We drink it. We bathe in it. Its part of our everyday life, but the driving force behind one of the fundamental properties of water, its pH, has defied explanation for decades. Scientists at the University of California, Berkeley, and the University of Rochester, however, have created the first model of how water becomes acidly neutrala characteristic on which all life depends. The findings should help researchers understand and control other complex chemical reactions as well, ones that could be used to create medicines and better materials. The research appears in the March 16 issue of Science.
The advent of high-speed computers and the development of new algorithms have given the team of researchers the ability to create a simulation of a kind of molecular split so rare and brief that its impossible to witness in real life. In 10 hours, a single watched molecule could be expected to split in about 100 femtosecondsabout a thousandth of a trillionth of a second. It would be the equivalent of waiting the entire age of the universe to see a one-second twitch.
Since the team couldnt catch the split by chance, they developed a complex computer simulation that showed how a proton is torn away from a water molecule. The pH is a measure of the number of protons, or hydrogen nuclei, that are pulled from a water molecule and roam freely. The number of these free protons determine how water behaves when it comes in contact with other substances, playing a crucial role in nearly any biological process that includes water. Since the 1950s, scientists such as Nobel Prize winner Manfred Eigen have been trying to catch water in the act of splitting, but so far the mysterious process has avoided both observation and modeling.

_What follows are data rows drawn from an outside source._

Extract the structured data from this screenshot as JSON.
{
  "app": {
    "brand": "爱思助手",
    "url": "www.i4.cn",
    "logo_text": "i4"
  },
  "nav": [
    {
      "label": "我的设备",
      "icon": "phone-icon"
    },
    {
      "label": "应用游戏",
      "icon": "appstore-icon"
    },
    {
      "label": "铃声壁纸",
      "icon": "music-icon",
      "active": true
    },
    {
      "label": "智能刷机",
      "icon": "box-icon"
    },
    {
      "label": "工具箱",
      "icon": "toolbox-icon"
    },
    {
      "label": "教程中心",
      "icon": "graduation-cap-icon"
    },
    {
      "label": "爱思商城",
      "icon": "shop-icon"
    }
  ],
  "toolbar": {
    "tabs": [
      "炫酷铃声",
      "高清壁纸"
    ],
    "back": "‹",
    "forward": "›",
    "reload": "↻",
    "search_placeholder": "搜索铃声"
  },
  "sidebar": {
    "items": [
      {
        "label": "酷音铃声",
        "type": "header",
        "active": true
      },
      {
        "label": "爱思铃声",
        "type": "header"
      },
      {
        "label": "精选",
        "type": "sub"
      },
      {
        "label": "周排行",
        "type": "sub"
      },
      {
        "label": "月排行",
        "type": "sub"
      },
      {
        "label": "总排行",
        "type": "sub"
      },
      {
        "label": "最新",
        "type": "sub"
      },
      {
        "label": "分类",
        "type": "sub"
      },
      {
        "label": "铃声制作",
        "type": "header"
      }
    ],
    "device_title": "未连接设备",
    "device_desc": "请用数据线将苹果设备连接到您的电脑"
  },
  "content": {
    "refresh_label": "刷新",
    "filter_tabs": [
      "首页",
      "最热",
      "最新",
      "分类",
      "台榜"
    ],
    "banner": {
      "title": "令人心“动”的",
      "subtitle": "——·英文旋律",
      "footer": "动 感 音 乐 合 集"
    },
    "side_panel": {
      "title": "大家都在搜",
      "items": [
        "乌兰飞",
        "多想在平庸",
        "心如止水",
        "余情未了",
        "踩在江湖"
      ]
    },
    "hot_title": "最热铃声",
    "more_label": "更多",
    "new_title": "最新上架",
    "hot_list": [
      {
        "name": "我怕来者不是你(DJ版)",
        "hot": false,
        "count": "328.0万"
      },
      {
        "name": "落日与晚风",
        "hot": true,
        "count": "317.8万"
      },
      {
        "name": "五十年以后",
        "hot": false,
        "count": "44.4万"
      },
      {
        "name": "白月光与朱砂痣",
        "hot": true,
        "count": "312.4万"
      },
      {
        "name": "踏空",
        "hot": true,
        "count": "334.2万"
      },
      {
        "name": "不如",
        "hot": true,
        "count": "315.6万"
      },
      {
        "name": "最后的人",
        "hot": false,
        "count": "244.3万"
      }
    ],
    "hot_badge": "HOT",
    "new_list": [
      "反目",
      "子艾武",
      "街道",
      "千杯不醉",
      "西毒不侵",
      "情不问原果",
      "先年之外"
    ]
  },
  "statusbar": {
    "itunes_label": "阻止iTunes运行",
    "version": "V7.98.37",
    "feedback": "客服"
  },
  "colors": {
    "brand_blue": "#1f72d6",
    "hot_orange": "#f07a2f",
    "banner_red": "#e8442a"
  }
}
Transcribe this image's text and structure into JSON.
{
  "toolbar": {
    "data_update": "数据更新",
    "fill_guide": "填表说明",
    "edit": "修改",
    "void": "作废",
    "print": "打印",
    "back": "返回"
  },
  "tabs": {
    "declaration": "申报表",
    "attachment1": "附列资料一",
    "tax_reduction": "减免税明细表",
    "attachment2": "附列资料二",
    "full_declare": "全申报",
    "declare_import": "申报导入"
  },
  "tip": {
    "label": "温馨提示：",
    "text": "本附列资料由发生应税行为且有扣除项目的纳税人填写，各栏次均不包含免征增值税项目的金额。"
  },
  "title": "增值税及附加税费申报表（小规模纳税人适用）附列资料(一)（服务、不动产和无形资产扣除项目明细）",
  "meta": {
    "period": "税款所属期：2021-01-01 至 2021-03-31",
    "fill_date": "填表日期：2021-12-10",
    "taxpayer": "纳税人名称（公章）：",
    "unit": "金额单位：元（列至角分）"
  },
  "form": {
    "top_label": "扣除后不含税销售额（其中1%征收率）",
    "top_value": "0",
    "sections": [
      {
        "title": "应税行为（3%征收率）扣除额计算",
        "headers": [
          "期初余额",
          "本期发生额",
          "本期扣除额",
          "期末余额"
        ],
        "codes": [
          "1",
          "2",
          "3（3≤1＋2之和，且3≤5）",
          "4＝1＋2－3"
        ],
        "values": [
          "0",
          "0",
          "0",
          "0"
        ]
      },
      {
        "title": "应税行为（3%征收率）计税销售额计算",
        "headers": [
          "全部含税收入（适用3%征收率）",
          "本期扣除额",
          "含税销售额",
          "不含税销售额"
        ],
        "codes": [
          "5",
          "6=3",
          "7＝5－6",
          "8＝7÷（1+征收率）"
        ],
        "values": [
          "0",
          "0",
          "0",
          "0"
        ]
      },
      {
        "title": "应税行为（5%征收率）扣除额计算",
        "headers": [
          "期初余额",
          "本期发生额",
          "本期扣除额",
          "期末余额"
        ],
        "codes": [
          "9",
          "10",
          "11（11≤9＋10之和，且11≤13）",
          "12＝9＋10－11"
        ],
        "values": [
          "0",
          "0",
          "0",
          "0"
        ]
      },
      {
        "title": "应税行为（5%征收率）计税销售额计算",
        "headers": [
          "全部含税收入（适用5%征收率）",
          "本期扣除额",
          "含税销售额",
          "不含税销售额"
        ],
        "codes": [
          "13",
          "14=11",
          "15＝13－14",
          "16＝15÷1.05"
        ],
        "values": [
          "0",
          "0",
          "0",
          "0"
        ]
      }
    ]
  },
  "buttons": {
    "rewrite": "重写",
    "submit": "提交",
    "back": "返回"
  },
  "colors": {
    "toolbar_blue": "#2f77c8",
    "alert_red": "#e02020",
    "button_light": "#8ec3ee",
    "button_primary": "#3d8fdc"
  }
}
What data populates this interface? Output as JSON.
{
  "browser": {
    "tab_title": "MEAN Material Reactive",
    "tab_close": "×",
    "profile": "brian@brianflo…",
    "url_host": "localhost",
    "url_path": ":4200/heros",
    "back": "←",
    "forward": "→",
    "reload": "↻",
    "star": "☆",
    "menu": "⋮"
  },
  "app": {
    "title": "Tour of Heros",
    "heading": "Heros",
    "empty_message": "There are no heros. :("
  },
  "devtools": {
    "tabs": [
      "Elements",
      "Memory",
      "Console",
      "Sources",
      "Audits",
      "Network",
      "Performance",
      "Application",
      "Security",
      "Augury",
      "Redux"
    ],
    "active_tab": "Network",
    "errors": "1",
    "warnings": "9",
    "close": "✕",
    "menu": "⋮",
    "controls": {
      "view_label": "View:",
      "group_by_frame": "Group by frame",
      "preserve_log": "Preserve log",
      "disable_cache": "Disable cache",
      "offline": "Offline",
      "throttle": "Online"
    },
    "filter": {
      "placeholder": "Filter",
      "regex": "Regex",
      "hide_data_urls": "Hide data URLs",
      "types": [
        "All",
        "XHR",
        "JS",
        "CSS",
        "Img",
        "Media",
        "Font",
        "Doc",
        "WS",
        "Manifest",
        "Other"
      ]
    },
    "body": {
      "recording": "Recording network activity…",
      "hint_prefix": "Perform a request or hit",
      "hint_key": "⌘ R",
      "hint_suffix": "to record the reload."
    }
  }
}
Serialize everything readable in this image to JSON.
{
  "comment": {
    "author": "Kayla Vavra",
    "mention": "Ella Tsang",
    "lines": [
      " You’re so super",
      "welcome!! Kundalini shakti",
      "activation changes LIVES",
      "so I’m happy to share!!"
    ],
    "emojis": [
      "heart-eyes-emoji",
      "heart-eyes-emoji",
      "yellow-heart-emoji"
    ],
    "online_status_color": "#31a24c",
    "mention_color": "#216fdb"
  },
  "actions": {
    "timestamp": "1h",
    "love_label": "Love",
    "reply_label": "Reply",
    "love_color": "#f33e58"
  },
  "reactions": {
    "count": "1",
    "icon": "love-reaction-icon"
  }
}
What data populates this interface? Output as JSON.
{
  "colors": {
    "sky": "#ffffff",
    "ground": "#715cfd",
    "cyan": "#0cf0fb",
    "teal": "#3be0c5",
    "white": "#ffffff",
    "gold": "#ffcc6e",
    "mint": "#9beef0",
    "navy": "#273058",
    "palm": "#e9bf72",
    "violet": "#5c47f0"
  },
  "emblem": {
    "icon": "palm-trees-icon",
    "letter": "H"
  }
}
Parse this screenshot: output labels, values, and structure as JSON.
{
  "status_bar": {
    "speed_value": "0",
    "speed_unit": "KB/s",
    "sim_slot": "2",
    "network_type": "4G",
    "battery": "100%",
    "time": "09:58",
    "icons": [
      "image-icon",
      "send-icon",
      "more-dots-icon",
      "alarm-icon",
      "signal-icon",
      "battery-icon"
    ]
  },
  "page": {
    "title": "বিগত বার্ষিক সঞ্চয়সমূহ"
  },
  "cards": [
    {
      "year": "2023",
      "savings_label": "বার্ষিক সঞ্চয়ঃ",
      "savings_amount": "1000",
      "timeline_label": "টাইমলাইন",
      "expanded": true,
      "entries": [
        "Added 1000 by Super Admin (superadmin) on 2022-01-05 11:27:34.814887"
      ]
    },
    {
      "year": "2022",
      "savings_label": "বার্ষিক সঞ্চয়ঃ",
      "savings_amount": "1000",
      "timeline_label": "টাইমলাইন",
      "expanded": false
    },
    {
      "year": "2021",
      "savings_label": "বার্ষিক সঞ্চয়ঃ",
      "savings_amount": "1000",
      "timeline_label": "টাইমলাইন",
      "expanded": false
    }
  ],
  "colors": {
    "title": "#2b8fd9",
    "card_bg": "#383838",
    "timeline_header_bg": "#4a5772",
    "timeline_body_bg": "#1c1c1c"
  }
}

"This reaction is very complex," says Christoph Dellago, assistant professor of chemistry at the University of Rochester. "Its as if the water acts as both the splitter and the splitee at the same time."